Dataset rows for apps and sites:
•••••
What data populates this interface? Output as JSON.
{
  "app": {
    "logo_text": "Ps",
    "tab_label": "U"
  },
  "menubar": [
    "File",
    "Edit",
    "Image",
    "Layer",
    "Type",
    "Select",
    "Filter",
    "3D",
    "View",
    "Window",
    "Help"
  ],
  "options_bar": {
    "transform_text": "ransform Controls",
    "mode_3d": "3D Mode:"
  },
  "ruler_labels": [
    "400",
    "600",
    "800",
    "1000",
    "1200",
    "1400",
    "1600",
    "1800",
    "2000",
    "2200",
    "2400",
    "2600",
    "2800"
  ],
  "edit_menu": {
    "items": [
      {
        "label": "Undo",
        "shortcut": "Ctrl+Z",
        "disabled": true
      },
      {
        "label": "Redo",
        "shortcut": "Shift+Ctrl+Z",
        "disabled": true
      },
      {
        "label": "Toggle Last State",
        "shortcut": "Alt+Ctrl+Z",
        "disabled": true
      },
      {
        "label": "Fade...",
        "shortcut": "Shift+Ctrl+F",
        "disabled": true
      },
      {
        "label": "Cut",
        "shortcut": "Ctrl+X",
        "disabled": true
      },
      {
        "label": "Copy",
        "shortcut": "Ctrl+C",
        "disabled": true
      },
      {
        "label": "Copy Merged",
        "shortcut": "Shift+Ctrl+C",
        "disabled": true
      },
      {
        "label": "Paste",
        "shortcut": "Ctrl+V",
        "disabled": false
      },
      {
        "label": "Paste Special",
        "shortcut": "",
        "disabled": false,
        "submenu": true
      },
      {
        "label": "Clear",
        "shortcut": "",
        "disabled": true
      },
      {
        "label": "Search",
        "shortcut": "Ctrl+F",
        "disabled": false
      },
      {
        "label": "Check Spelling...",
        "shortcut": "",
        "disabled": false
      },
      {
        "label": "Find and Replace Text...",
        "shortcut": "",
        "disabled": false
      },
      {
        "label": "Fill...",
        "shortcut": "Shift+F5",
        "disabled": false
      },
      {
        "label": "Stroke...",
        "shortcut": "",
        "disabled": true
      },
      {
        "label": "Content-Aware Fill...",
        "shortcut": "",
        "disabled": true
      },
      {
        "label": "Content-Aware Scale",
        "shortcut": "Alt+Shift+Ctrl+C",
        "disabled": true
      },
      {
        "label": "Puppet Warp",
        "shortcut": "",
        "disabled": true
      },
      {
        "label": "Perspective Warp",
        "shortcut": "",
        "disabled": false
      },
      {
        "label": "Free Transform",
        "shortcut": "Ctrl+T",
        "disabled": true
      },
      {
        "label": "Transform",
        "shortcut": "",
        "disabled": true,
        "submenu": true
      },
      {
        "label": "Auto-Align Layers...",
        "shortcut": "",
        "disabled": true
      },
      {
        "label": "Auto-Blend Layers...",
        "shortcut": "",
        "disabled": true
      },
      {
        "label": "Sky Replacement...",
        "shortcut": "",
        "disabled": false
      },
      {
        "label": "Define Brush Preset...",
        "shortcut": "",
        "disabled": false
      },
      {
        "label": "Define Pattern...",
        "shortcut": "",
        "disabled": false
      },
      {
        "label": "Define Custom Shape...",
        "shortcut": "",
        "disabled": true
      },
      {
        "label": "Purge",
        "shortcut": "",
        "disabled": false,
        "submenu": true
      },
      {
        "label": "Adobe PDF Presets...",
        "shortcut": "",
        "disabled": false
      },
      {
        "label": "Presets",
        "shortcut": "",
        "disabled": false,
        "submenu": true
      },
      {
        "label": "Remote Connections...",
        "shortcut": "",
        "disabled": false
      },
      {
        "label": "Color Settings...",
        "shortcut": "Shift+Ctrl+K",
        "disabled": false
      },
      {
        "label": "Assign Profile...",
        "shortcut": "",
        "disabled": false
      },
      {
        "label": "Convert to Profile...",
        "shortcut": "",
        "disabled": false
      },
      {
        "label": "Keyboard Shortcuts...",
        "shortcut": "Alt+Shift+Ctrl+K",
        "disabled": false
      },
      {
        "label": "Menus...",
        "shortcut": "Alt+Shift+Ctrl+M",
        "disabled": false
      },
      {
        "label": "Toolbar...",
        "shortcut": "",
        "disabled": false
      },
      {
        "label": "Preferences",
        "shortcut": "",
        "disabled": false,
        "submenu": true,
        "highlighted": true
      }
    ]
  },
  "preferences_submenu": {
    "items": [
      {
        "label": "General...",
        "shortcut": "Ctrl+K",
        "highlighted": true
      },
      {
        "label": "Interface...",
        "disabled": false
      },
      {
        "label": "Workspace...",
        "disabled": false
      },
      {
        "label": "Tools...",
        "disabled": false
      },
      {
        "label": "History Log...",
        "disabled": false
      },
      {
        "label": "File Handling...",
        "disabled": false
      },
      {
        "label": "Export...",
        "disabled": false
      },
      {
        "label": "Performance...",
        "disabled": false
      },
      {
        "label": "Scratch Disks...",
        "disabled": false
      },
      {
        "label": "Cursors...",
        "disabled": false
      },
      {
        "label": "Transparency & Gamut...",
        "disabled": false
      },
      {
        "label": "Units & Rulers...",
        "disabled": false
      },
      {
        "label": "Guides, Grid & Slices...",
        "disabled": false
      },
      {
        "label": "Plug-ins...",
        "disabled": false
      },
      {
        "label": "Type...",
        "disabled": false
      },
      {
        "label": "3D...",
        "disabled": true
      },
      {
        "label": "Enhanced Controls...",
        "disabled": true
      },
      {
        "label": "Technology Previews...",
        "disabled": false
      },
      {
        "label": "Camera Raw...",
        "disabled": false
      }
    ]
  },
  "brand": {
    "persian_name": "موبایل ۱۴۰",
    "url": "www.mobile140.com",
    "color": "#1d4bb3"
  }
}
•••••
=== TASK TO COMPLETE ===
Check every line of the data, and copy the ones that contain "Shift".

=== REPLY TO THE TASK ===
        "shortcut": "Shift+Ctrl+Z",
        "shortcut": "Shift+Ctrl+F",
        "shortcut": "Shift+Ctrl+C",
        "shortcut": "Shift+F5",
        "shortcut": "Alt+Shift+Ctrl+C",
        "shortcut": "Shift+Ctrl+K",
        "shortcut": "Alt+Shift+Ctrl+K",
        "shortcut": "Alt+Shift+Ctrl+M",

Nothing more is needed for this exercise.